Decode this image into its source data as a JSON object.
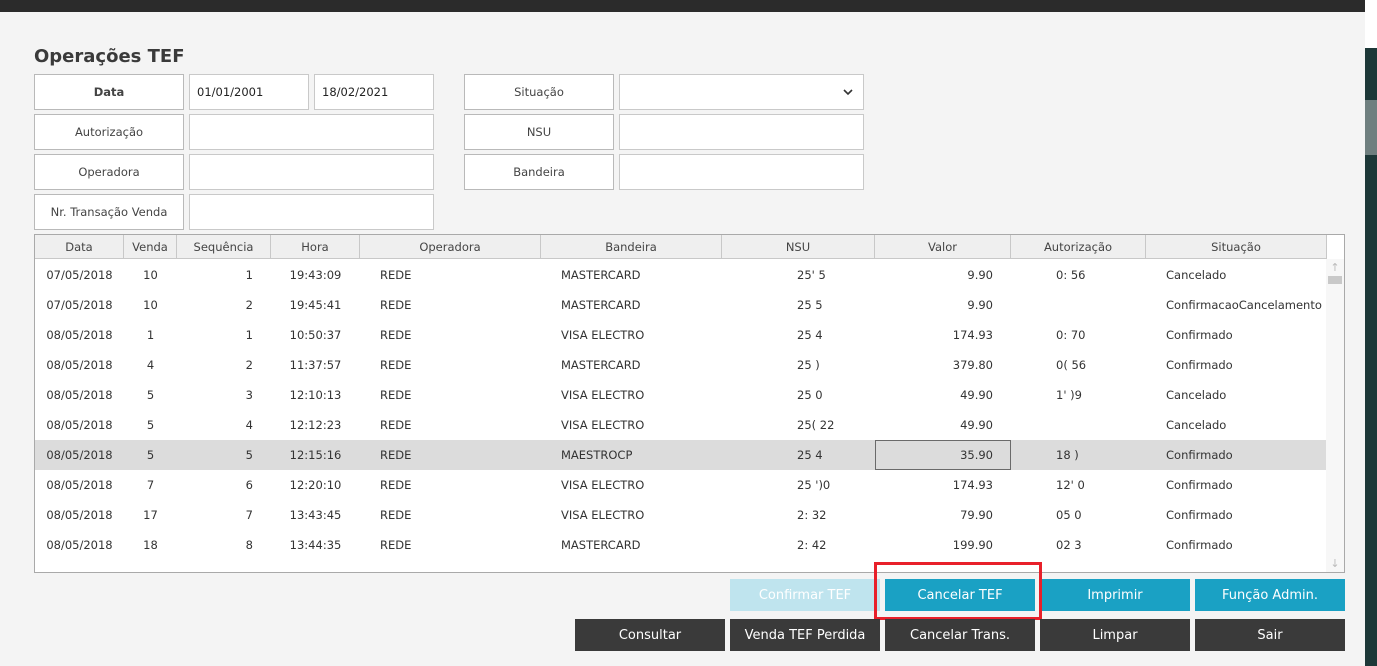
{
  "title": "Operações TEF",
  "filters": {
    "data_label": "Data",
    "data_from": "01/01/2001",
    "data_to": "18/02/2021",
    "autorizacao_label": "Autorização",
    "operadora_label": "Operadora",
    "nr_transacao_label": "Nr. Transação Venda",
    "situacao_label": "Situação",
    "situacao_value": "",
    "nsu_label": "NSU",
    "bandeira_label": "Bandeira"
  },
  "table": {
    "headers": [
      "Data",
      "Venda",
      "Sequência",
      "Hora",
      "Operadora",
      "Bandeira",
      "NSU",
      "Valor",
      "Autorização",
      "Situação"
    ],
    "rows": [
      {
        "data": "07/05/2018",
        "venda": "10",
        "seq": "1",
        "hora": "19:43:09",
        "operadora": "REDE",
        "bandeira": "MASTERCARD",
        "nsu": "25'      5",
        "valor": "9.90",
        "autorizacao": "0:   56",
        "situacao": "Cancelado"
      },
      {
        "data": "07/05/2018",
        "venda": "10",
        "seq": "2",
        "hora": "19:45:41",
        "operadora": "REDE",
        "bandeira": "MASTERCARD",
        "nsu": "25       5",
        "valor": "9.90",
        "autorizacao": "",
        "situacao": "ConfirmacaoCancelamento"
      },
      {
        "data": "08/05/2018",
        "venda": "1",
        "seq": "1",
        "hora": "10:50:37",
        "operadora": "REDE",
        "bandeira": "VISA ELECTRO",
        "nsu": "25       4",
        "valor": "174.93",
        "autorizacao": "0:   70",
        "situacao": "Confirmado"
      },
      {
        "data": "08/05/2018",
        "venda": "4",
        "seq": "2",
        "hora": "11:37:57",
        "operadora": "REDE",
        "bandeira": "MASTERCARD",
        "nsu": "25       )",
        "valor": "379.80",
        "autorizacao": "0(   56",
        "situacao": "Confirmado"
      },
      {
        "data": "08/05/2018",
        "venda": "5",
        "seq": "3",
        "hora": "12:10:13",
        "operadora": "REDE",
        "bandeira": "VISA ELECTRO",
        "nsu": "25       0",
        "valor": "49.90",
        "autorizacao": "1'   )9",
        "situacao": "Cancelado"
      },
      {
        "data": "08/05/2018",
        "venda": "5",
        "seq": "4",
        "hora": "12:12:23",
        "operadora": "REDE",
        "bandeira": "VISA ELECTRO",
        "nsu": "25(     22",
        "valor": "49.90",
        "autorizacao": "",
        "situacao": "Cancelado"
      },
      {
        "data": "08/05/2018",
        "venda": "5",
        "seq": "5",
        "hora": "12:15:16",
        "operadora": "REDE",
        "bandeira": "MAESTROCP",
        "nsu": "25       4",
        "valor": "35.90",
        "autorizacao": "18   )",
        "situacao": "Confirmado"
      },
      {
        "data": "08/05/2018",
        "venda": "7",
        "seq": "6",
        "hora": "12:20:10",
        "operadora": "REDE",
        "bandeira": "VISA ELECTRO",
        "nsu": "25    ')0",
        "valor": "174.93",
        "autorizacao": "12'  0",
        "situacao": "Confirmado"
      },
      {
        "data": "08/05/2018",
        "venda": "17",
        "seq": "7",
        "hora": "13:43:45",
        "operadora": "REDE",
        "bandeira": "VISA ELECTRO",
        "nsu": "2:      32",
        "valor": "79.90",
        "autorizacao": "05   0",
        "situacao": "Confirmado"
      },
      {
        "data": "08/05/2018",
        "venda": "18",
        "seq": "8",
        "hora": "13:44:35",
        "operadora": "REDE",
        "bandeira": "MASTERCARD",
        "nsu": "2:      42",
        "valor": "199.90",
        "autorizacao": "02   3",
        "situacao": "Confirmado"
      }
    ]
  },
  "buttons": {
    "confirmar_tef": "Confirmar TEF",
    "cancelar_tef": "Cancelar TEF",
    "imprimir": "Imprimir",
    "funcao_admin": "Função Admin.",
    "consultar": "Consultar",
    "venda_tef_perdida": "Venda TEF Perdida",
    "cancelar_trans": "Cancelar Trans.",
    "limpar": "Limpar",
    "sair": "Sair"
  },
  "colors": {
    "teal": "#1aa1c4",
    "dark": "#3a3a3a",
    "highlight": "#e8202a"
  },
  "icons": {
    "situacao_dropdown": "chevron-down-icon",
    "scroll_up": "arrow-up-icon",
    "scroll_down": "arrow-down-icon"
  }
}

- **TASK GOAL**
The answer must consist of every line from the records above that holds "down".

- **SOLUTION TO THE PROBLEM**
    "situacao_dropdown": "chevron-down-icon",
    "scroll_down": "arrow-down-icon"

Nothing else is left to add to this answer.